DUBAI // Researchers have warned against the use of some anti-depressants that could pose an increased suicide risk for children and adolescents.
A study published in the British Medical Journal has concluded children and teenagers using one of five commonly used drugs to treat depression have double the risk of suicide and aggressive behaviour.
According to child psychiatrists in Dubai, therapy should be trialled first before administering medication as a last resort.
While a link was found among young people, no link was found in adults who had taken duloxetine, fluoxetine, paroxetine, sertraline or venlafaxine.

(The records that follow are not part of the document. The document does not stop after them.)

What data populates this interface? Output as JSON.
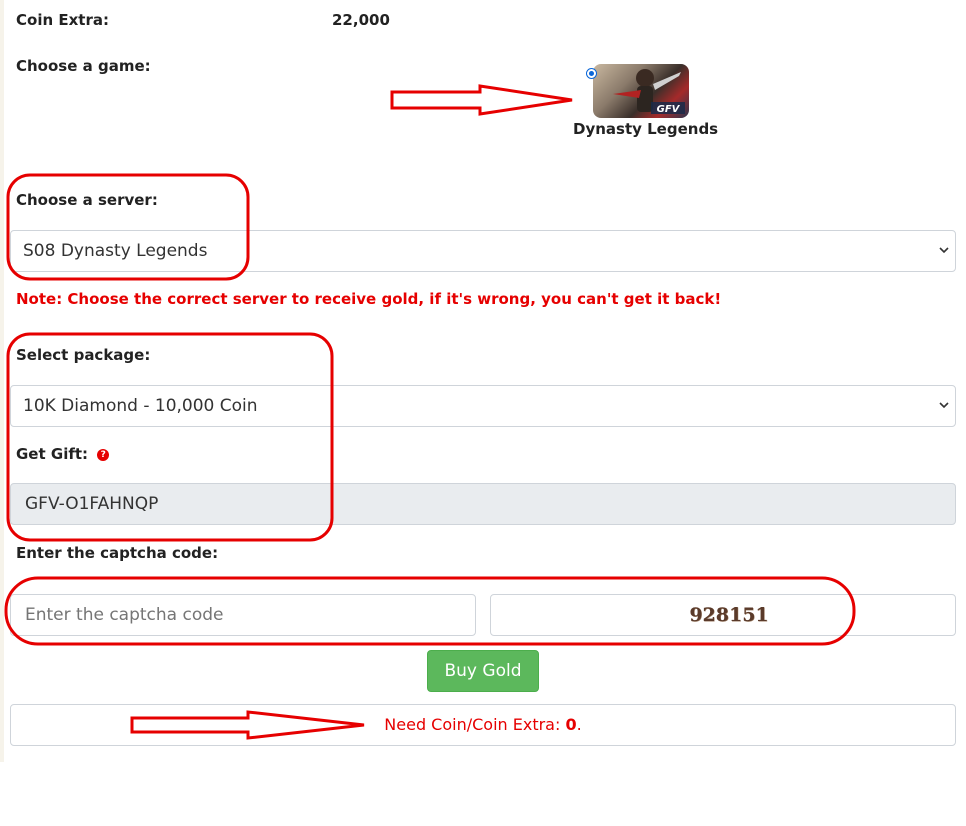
{
  "coin_extra": {
    "label": "Coin Extra:",
    "value": "22,000"
  },
  "game": {
    "label": "Choose a game:",
    "option_name": "Dynasty Legends",
    "thumb_badge": "GFV"
  },
  "server": {
    "label": "Choose a server:",
    "selected": "S08 Dynasty Legends"
  },
  "note": "Note: Choose the correct server to receive gold, if it's wrong, you can't get it back!",
  "package": {
    "label": "Select package:",
    "selected": "10K Diamond - 10,000 Coin"
  },
  "gift": {
    "label": "Get Gift:",
    "help_icon": "?",
    "value": "GFV-O1FAHNQP"
  },
  "captcha": {
    "label": "Enter the captcha code:",
    "placeholder": "Enter the captcha code",
    "code": "928151"
  },
  "buy_button": "Buy Gold",
  "need": {
    "prefix": "Need Coin/Coin Extra: ",
    "amount": "0",
    "suffix": "."
  },
  "colors": {
    "accent_red": "#e60000",
    "button_green": "#5cb85c",
    "radio_blue": "#0a66d8"
  },
  "icons": [
    "radio-selected-icon",
    "question-circle-icon",
    "chevron-down-icon",
    "arrow-right-icon"
  ]
}
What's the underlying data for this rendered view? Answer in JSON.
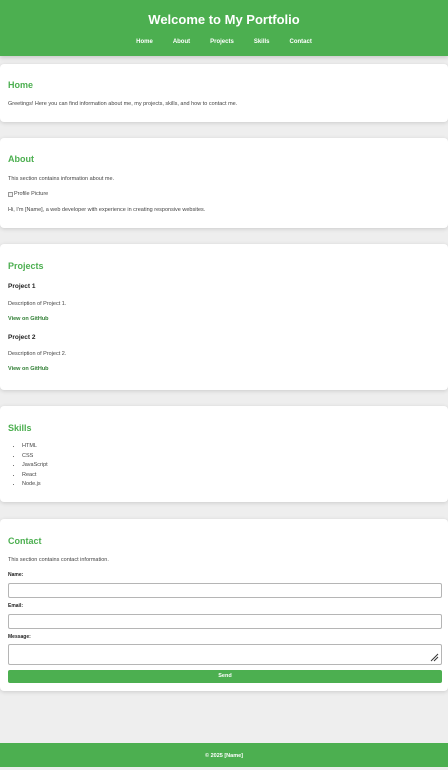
{
  "header": {
    "title": "Welcome to My Portfolio",
    "nav": [
      "Home",
      "About",
      "Projects",
      "Skills",
      "Contact"
    ]
  },
  "home": {
    "heading": "Home",
    "text": "Greetings! Here you can find information about me, my projects, skills, and how to contact me."
  },
  "about": {
    "heading": "About",
    "intro": "This section contains information about me.",
    "image_alt": "Profile Picture",
    "bio": "Hi, I'm [Name], a web developer with experience in creating responsive websites."
  },
  "projects": {
    "heading": "Projects",
    "items": [
      {
        "title": "Project 1",
        "description": "Description of Project 1.",
        "link": "View on GitHub"
      },
      {
        "title": "Project 2",
        "description": "Description of Project 2.",
        "link": "View on GitHub"
      }
    ]
  },
  "skills": {
    "heading": "Skills",
    "items": [
      "HTML",
      "CSS",
      "JavaScript",
      "React",
      "Node.js"
    ]
  },
  "contact": {
    "heading": "Contact",
    "intro": "This section contains contact information.",
    "name_label": "Name:",
    "name_value": "",
    "email_label": "Email:",
    "email_value": "",
    "message_label": "Message:",
    "message_value": "",
    "send_label": "Send"
  },
  "footer": {
    "text": "© 2025 [Name]"
  },
  "colors": {
    "accent": "#4caf50",
    "link": "#2e7d32",
    "background": "#eeeeee"
  }
}
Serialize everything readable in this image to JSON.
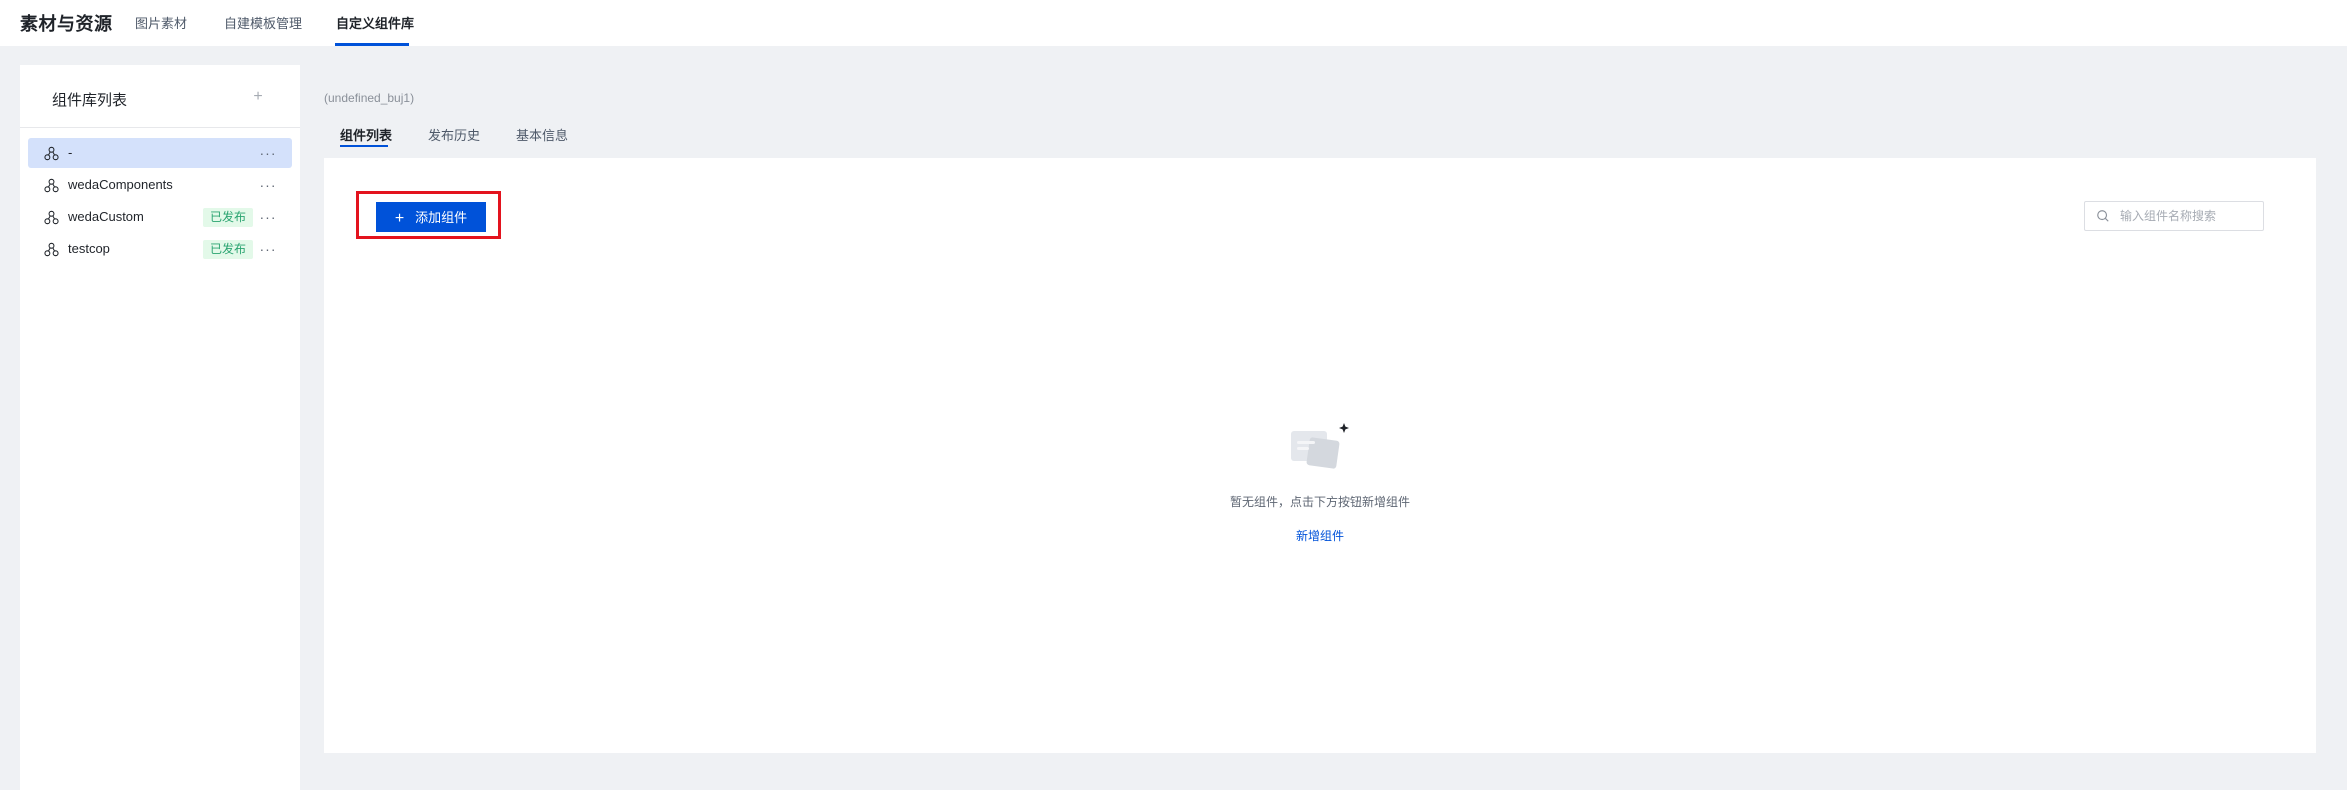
{
  "app": {
    "title": "素材与资源",
    "nav_tabs": [
      {
        "label": "图片素材"
      },
      {
        "label": "自建模板管理"
      },
      {
        "label": "自定义组件库"
      }
    ]
  },
  "sidebar": {
    "title": "组件库列表",
    "add_icon": "plus-icon",
    "items": [
      {
        "name": "-",
        "badge": "",
        "selected": true
      },
      {
        "name": "wedaComponents",
        "badge": ""
      },
      {
        "name": "wedaCustom",
        "badge": "已发布"
      },
      {
        "name": "testcop",
        "badge": "已发布"
      }
    ],
    "more_glyph": "···"
  },
  "main": {
    "breadcrumb": "(undefined_buj1)",
    "tabs": [
      {
        "label": "组件列表"
      },
      {
        "label": "发布历史"
      },
      {
        "label": "基本信息"
      }
    ],
    "add_button_label": "添加组件",
    "search": {
      "placeholder": "输入组件名称搜索",
      "value": ""
    },
    "empty": {
      "text": "暂无组件，点击下方按钮新增组件",
      "link": "新增组件"
    }
  },
  "colors": {
    "accent": "#0052d9",
    "selected_bg": "#d4e1fb",
    "badge_text": "#2ba471",
    "badge_bg": "#e3f9e9",
    "highlight": "#e3131e"
  }
}
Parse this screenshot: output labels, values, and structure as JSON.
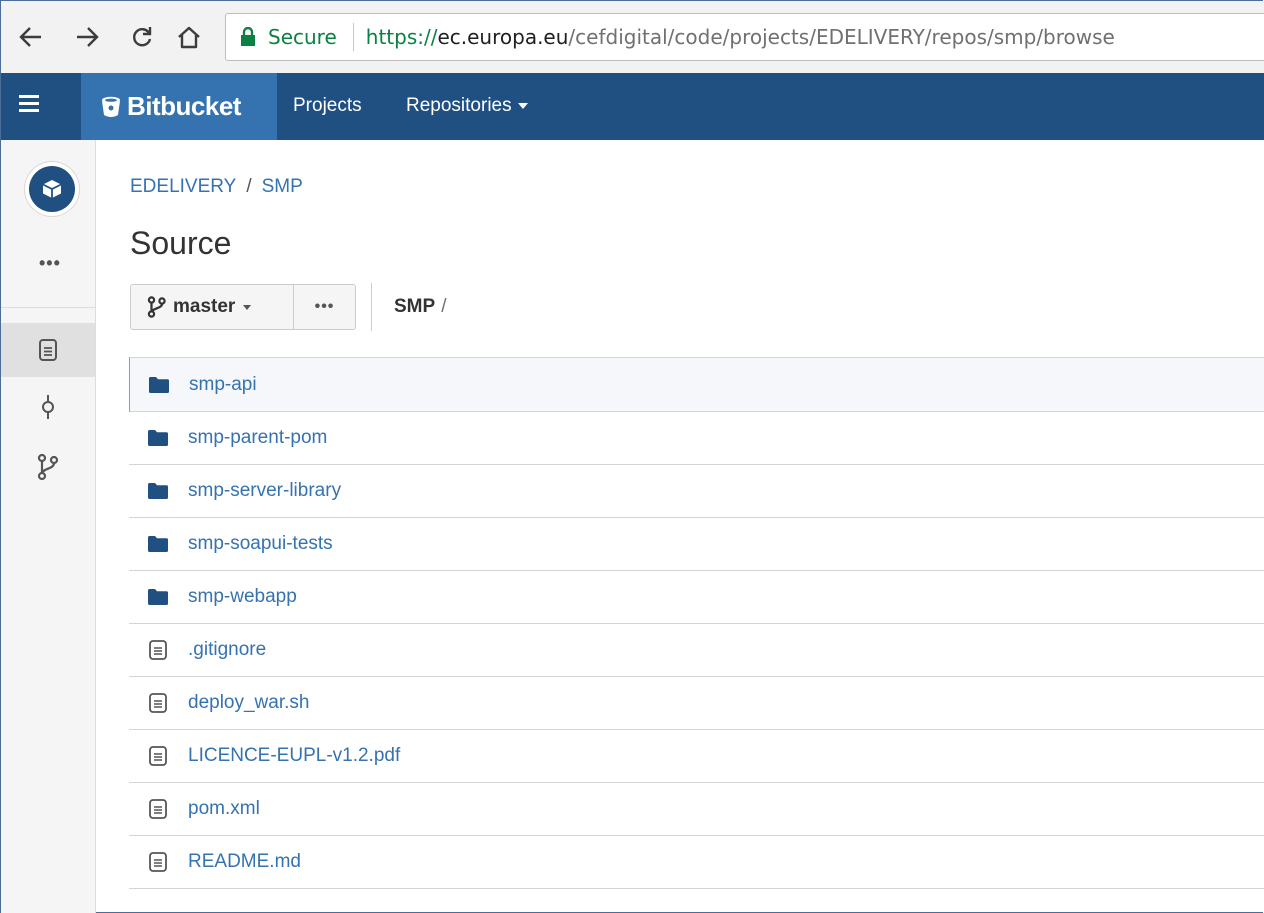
{
  "browser": {
    "secure_label": "Secure",
    "url_scheme": "https://",
    "url_host": "ec.europa.eu",
    "url_path": "/cefdigital/code/projects/EDELIVERY/repos/smp/browse"
  },
  "header": {
    "logo_text": "Bitbucket",
    "nav": {
      "projects": "Projects",
      "repositories": "Repositories"
    }
  },
  "sidebar": {
    "more": "•••"
  },
  "breadcrumb": {
    "project": "EDELIVERY",
    "separator": "/",
    "repo": "SMP"
  },
  "page_title": "Source",
  "toolbar": {
    "branch": "master",
    "more": "•••"
  },
  "path": {
    "root": "SMP",
    "separator": "/"
  },
  "files": [
    {
      "name": "smp-api",
      "type": "folder"
    },
    {
      "name": "smp-parent-pom",
      "type": "folder"
    },
    {
      "name": "smp-server-library",
      "type": "folder"
    },
    {
      "name": "smp-soapui-tests",
      "type": "folder"
    },
    {
      "name": "smp-webapp",
      "type": "folder"
    },
    {
      "name": ".gitignore",
      "type": "file"
    },
    {
      "name": "deploy_war.sh",
      "type": "file"
    },
    {
      "name": "LICENCE-EUPL-v1.2.pdf",
      "type": "file"
    },
    {
      "name": "pom.xml",
      "type": "file"
    },
    {
      "name": "README.md",
      "type": "file"
    }
  ],
  "colors": {
    "header": "#205081",
    "logo_bg": "#3572b0",
    "link": "#3572b0",
    "secure": "#0b8043"
  }
}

Two of the drugs listed – fluoxetine and sertraline – are commonly used in the UAE and can help young people whose condition has not improved through cognitive behavioural therapy, or similar treatments.
Dr Amber Sadiq, a lead consultant psychiatrist at the Camali Clinic in Dubai, said young people need care tailored for them.
“I would always recommend a child is seen by a specialist mental health service, not by an adult mental health specialist,” she said.
“It is about ensuring the care is joined up and collaborative. It is better for children to get all of this care in one place.
“We know there is an increased risk in self harm and suicidal thinking in children. If a parent has concerns, they should speak with someone who has the expertise to assess, diagnose and treat their child.”
Children diagnosed with depression are at an increased risk in the first four to six weeks, so it is critical they are given all the information about how the drugs work and their side effects.
Dr Sadiq added: “Anti-depressants can be effective and save lives of kids who are not responding to therapy. If they are correctly prescribed, they can be extremely beneficial.
“It depends on the doctor and where they have trained but the medication prescribed here is generally the same as elsewhere.”
The World Health Organisation estimates that one in five children in the world experience significant mental health or emotional issues, with half of mental disorders in adulthood beginning before the age of 14.
Dr Haneen Jarrar, a child psychologist at the Camali Clinic, said: “Anxiety in children and adolescents is one of the most prominent mental health issues we see. Parents feel it is normal that children are feeling anxious, so it is not reported, but it can be debilitating.”
The Camali Clinic has launched a School Readiness programme, which aims to bridge the gap between home schooling and mainstream schools for children with special needs.
Dr Jarrar added: “More healthcare facilities and supporting programmes such as our School Readiness programme should be considered.”
Source: uae news